* Work instructions *
In the records that follow, find each line with the word "texto" and copy it.

Source records
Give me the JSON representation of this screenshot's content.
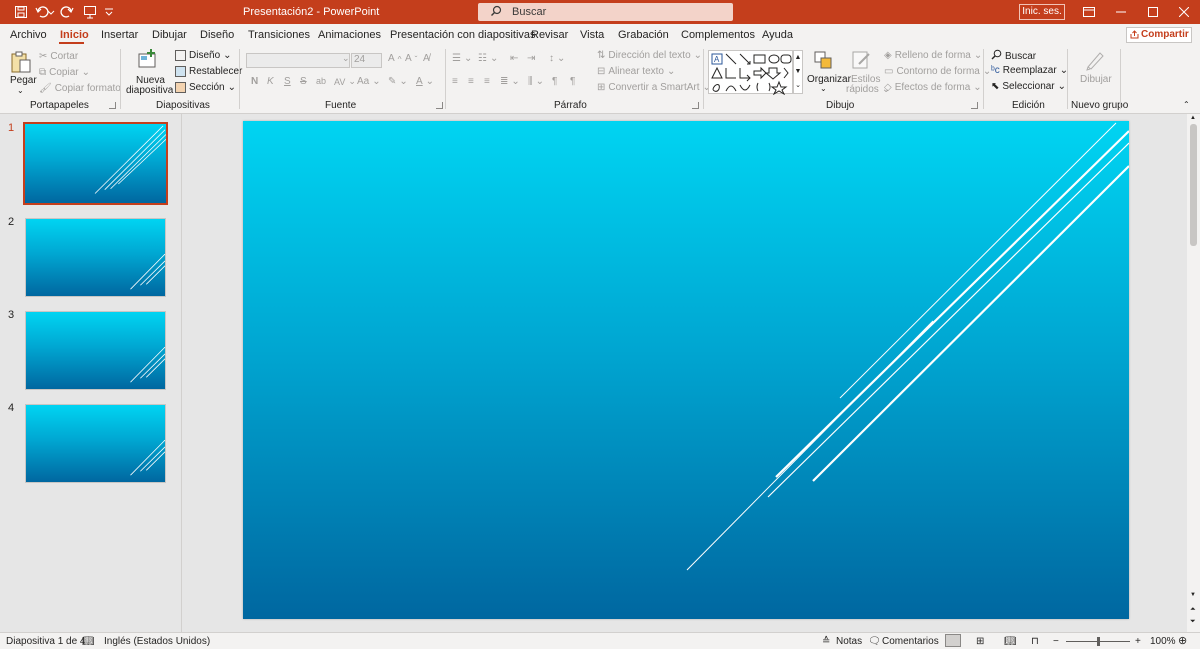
{
  "titlebar": {
    "doc_title": "Presentación2  -  PowerPoint",
    "search_placeholder": "Buscar",
    "signin_label": "Inic. ses.",
    "accent": "#c43e1c"
  },
  "tabs": {
    "items": [
      "Archivo",
      "Inicio",
      "Insertar",
      "Dibujar",
      "Diseño",
      "Transiciones",
      "Animaciones",
      "Presentación con diapositivas",
      "Revisar",
      "Vista",
      "Grabación",
      "Complementos",
      "Ayuda"
    ],
    "active": "Inicio",
    "share_label": "Compartir"
  },
  "ribbon": {
    "portapapeles": {
      "label": "Portapapeles",
      "paste": "Pegar",
      "cut": "Cortar",
      "copy": "Copiar",
      "format_painter": "Copiar formato"
    },
    "diapositivas": {
      "label": "Diapositivas",
      "new_slide_1": "Nueva",
      "new_slide_2": "diapositiva",
      "layout": "Diseño",
      "reset": "Restablecer",
      "section": "Sección"
    },
    "fuente": {
      "label": "Fuente",
      "font_size": "24",
      "bold": "N",
      "italic": "K",
      "underline": "S",
      "strike": "S",
      "spacing": "AV",
      "case": "Aa"
    },
    "parrafo": {
      "label": "Párrafo",
      "direction": "Dirección del texto",
      "align": "Alinear texto",
      "smartart": "Convertir a SmartArt"
    },
    "dibujo": {
      "label": "Dibujo",
      "arrange": "Organizar",
      "styles_1": "Estilos",
      "styles_2": "rápidos",
      "fill": "Relleno de forma",
      "outline": "Contorno de forma",
      "effects": "Efectos de forma"
    },
    "edicion": {
      "label": "Edición",
      "find": "Buscar",
      "replace": "Reemplazar",
      "select": "Seleccionar"
    },
    "nuevo_grupo": {
      "label": "Nuevo grupo",
      "draw": "Dibujar"
    }
  },
  "slides": {
    "numbers": [
      "1",
      "2",
      "3",
      "4"
    ],
    "selected": 1
  },
  "statusbar": {
    "slide_info": "Diapositiva 1 de 4",
    "language": "Inglés (Estados Unidos)",
    "notes": "Notas",
    "comments": "Comentarios",
    "zoom_text": "100%",
    "zoom_level": 1.0
  },
  "icons": [
    "save-icon",
    "undo-icon",
    "redo-icon",
    "present-icon",
    "customize-qa-icon",
    "search-icon",
    "minimize-icon",
    "maximize-icon",
    "close-icon",
    "share-icon",
    "paste-icon",
    "cut-icon",
    "copy-icon",
    "format-painter-icon",
    "new-slide-icon",
    "arrange-icon",
    "quick-styles-icon",
    "find-icon",
    "replace-icon",
    "select-icon",
    "draw-icon",
    "notes-icon",
    "comments-icon",
    "normal-view-icon",
    "slide-sorter-icon",
    "reading-view-icon",
    "slideshow-icon",
    "fit-icon"
  ],
  "colors": {
    "slide_top": "#00d4f2",
    "slide_bottom": "#0067a0",
    "ribbon_bg": "#f3f2f1"
  }
}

* Your response *
      "direction": "Dirección del texto",
      "align": "Alinear texto",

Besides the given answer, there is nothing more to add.